Code Organisation

There is no one strict architecture to the code library. It really consists of a number of separable parts. Should you choose, you can take one piece, two pieces or all of it. There are many different things that you might want to do with Java 3D other than just geometry. Here we'll outline the basic functional components of what you can find. After that, we refer you to the lower level usage documentation (no written yet!) or the javadoc.



Package: org.j3d.geom

For a 3D application, a collection of pre-built geometrical objects is an extremely useful tool. Simple primitives like boxes, spheres and cylinders can make life so much more pleasent.

This section features a collection of geometry generators as well as primitives that can be used in the application. Each generator gives you a collection of options on exactly what data is needed (coordinates, normals, texture coords etc) and also the type of geometry to be created (triangles, indexed quads etc). The collection is extremely versatile and is aimed at high-speed generation, zero garbage generation and reuse of your allocated memory.

There are subsections of geometry in various stages of development:

Terrain Rendering Implementations

Package: org.j3d.terrain

Terrain rendering is a large part of many 3D applications - from games to simulation systems. Almost always, this covers very large sets of data, that cannot be loaded into memory all at once. Currently there is only a ROAM algorithm implemented, but future plans include VPIM and imposters.

File Loader/Input Device Implementations

Package: org.j3d.loaders

A constant query on the j3d-interest list is for details on XYZ file loader or and implementation for some esoteric input device. Well, we try to do everything here and give you a collection of the more useful ones. Should you be currently writing an InputDevice or Loader implementation, consider contributing it to the collection. It will be used by many others and also if you don't have time to maintain it, plenty of others will.

Device Management

Package: Sub-packages of org.j3d.device

One thing that is sorely lacking in Java3D is any form of abstract management capabilities for the abstract interfaces for InputDevices, AudioDevices and file loaders.

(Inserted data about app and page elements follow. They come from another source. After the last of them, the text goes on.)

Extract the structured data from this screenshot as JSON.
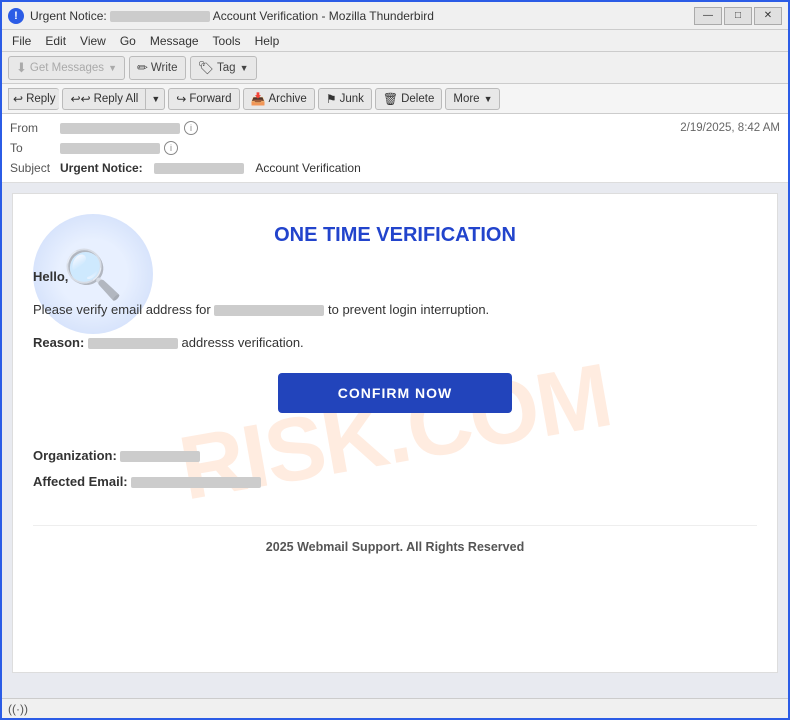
{
  "window": {
    "title_prefix": "Urgent Notice:",
    "title_blurred_width": 100,
    "title_suffix": "Account Verification - Mozilla Thunderbird",
    "controls": {
      "minimize": "—",
      "maximize": "□",
      "close": "✕"
    }
  },
  "menu": {
    "items": [
      "File",
      "Edit",
      "View",
      "Go",
      "Message",
      "Tools",
      "Help"
    ]
  },
  "toolbar": {
    "get_messages": "Get Messages",
    "write": "Write",
    "tag": "Tag"
  },
  "action_bar": {
    "reply": "Reply",
    "reply_all": "Reply All",
    "forward": "Forward",
    "archive": "Archive",
    "junk": "Junk",
    "delete": "Delete",
    "more": "More"
  },
  "email_header": {
    "from_label": "From",
    "from_blurred_width": 120,
    "to_label": "To",
    "to_blurred_width": 100,
    "subject_label": "Subject",
    "subject_urgent": "Urgent Notice:",
    "subject_blurred_width": 90,
    "subject_suffix": "Account Verification",
    "timestamp": "2/19/2025, 8:42 AM"
  },
  "email_body": {
    "watermark": "RISK.COM",
    "title": "ONE TIME VERIFICATION",
    "greeting": "Hello,",
    "body_line1_prefix": "Please verify email address for",
    "body_line1_blurred_width": 110,
    "body_line1_suffix": "to prevent login interruption.",
    "reason_label": "Reason:",
    "reason_blurred_width": 90,
    "reason_suffix": "addresss verification.",
    "confirm_btn": "CONFIRM NOW",
    "org_label": "Organization:",
    "org_blurred_width": 80,
    "affected_label": "Affected Email:",
    "affected_blurred_width": 130,
    "footer": "2025 Webmail Support. All Rights Reserved"
  },
  "status_bar": {
    "signal_icon": "((·))",
    "text": ""
  }
}
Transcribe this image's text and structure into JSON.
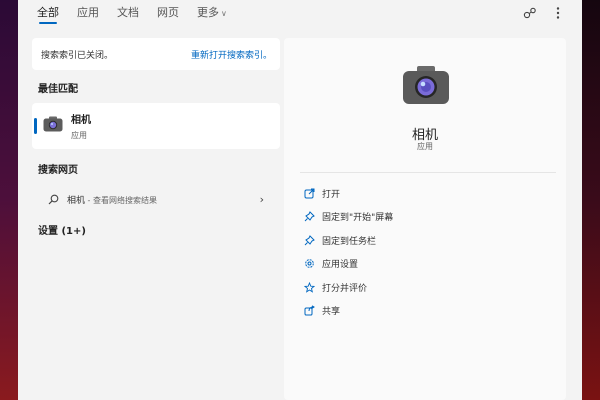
{
  "tabs": [
    {
      "label": "全部"
    },
    {
      "label": "应用"
    },
    {
      "label": "文档"
    },
    {
      "label": "网页"
    },
    {
      "label": "更多"
    }
  ],
  "notice": {
    "message": "搜索索引已关闭。",
    "link": "重新打开搜索索引。"
  },
  "best_match": {
    "heading": "最佳匹配",
    "name": "相机",
    "type": "应用",
    "icon": "camera-icon"
  },
  "web_search": {
    "heading": "搜索网页",
    "query": "相机",
    "suffix": " - 查看网络搜索结果"
  },
  "settings": {
    "heading": "设置 (1+)"
  },
  "detail": {
    "title": "相机",
    "subtitle": "应用",
    "actions": [
      {
        "label": "打开",
        "icon": "open-icon"
      },
      {
        "label": "固定到\"开始\"屏幕",
        "icon": "pin-icon"
      },
      {
        "label": "固定到任务栏",
        "icon": "pin-icon"
      },
      {
        "label": "应用设置",
        "icon": "gear-icon"
      },
      {
        "label": "打分并评价",
        "icon": "star-icon"
      },
      {
        "label": "共享",
        "icon": "share-icon"
      }
    ]
  },
  "colors": {
    "accent": "#0067c0",
    "panel": "#f3f3f3"
  }
}
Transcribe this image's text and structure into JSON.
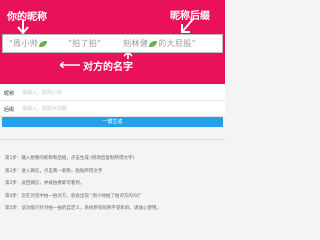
{
  "banner": {
    "callout_name": "你的昵称",
    "callout_suffix": "昵称后缀",
    "callout_other": "对方的名字",
    "pattern_part1": "\"周小帅",
    "pattern_part2": "\"拍了拍\"",
    "pattern_part3": "刻林健",
    "pattern_part4": "的大屁股\"",
    "bg_color": "#e8115a"
  },
  "form": {
    "nickname_label": "昵称",
    "nickname_value": "",
    "nickname_placeholder": "请输入，如周小帅",
    "suffix_label": "后缀",
    "suffix_value": "",
    "suffix_placeholder": "请输入，如的大屁股"
  },
  "button": {
    "label": "一键生成",
    "color": "#1fa1ee"
  },
  "steps": [
    "第1步：输入想要的昵称和后缀，点击生成 (修改后复制所得文字)",
    "第2步：进入微信，点击我—昵称，粘贴所得文字",
    "第3步：返回微信，并被拍者即可看到。",
    "第4步：您在对话中拍一拍对方，就会出现 \"周小帅拍了拍对方的XX\"",
    "第5步：该功能只针对拍一拍的自定义，系统原有昵称不受影响，请放心使用。"
  ]
}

This means that they get included in an adhoc manner. It is almost impossible for an application to dynamically support devices on machines other than the one they were written on. This collection of code is devoted to providing an abstract management system so that all you need to do is import the manager and it will tell you what is available on that machine when your application loads.


Package: org.j3d.ui.navigation

Most applications will need some form of navigation code for the world. To add to the collection in the Sun utility classes, we present a larger and more dynamic set of capabilities. These include pieces for the user interface to show the current navigation state, handlers for mouse and keyboard input and one of the most requested features - terrain following and collision avoidance.

User Interface

Package: org.j3d.ui

Almost all Java3D applications have a user interface. A lot of people seem to want the ability to capture screen shots to file. We have a collection of these basic capabilities here. We need to do more work on this to get a greater range of capabilities though.

Texture Handling

Package: org.j3d.texture

Texturing is used to provide realistic looking surfaces to objects. However, most applications don't use them properly, or do it inefficiently. This package and sub-packages includes some standard capabilities to provide the texture management capabilities for your application. A couple of people are also working on a video texture implementation using JMF that we hope to incorporate shortly.

Utility Classes

Package: org.j3d.util

Of course, no library is complete without a collection of utility classes. Plenty to find here - including a large collection of interpolators that do not need the Java 3D behaviour system in order to run. Utilities cover many areas, some with their own packages: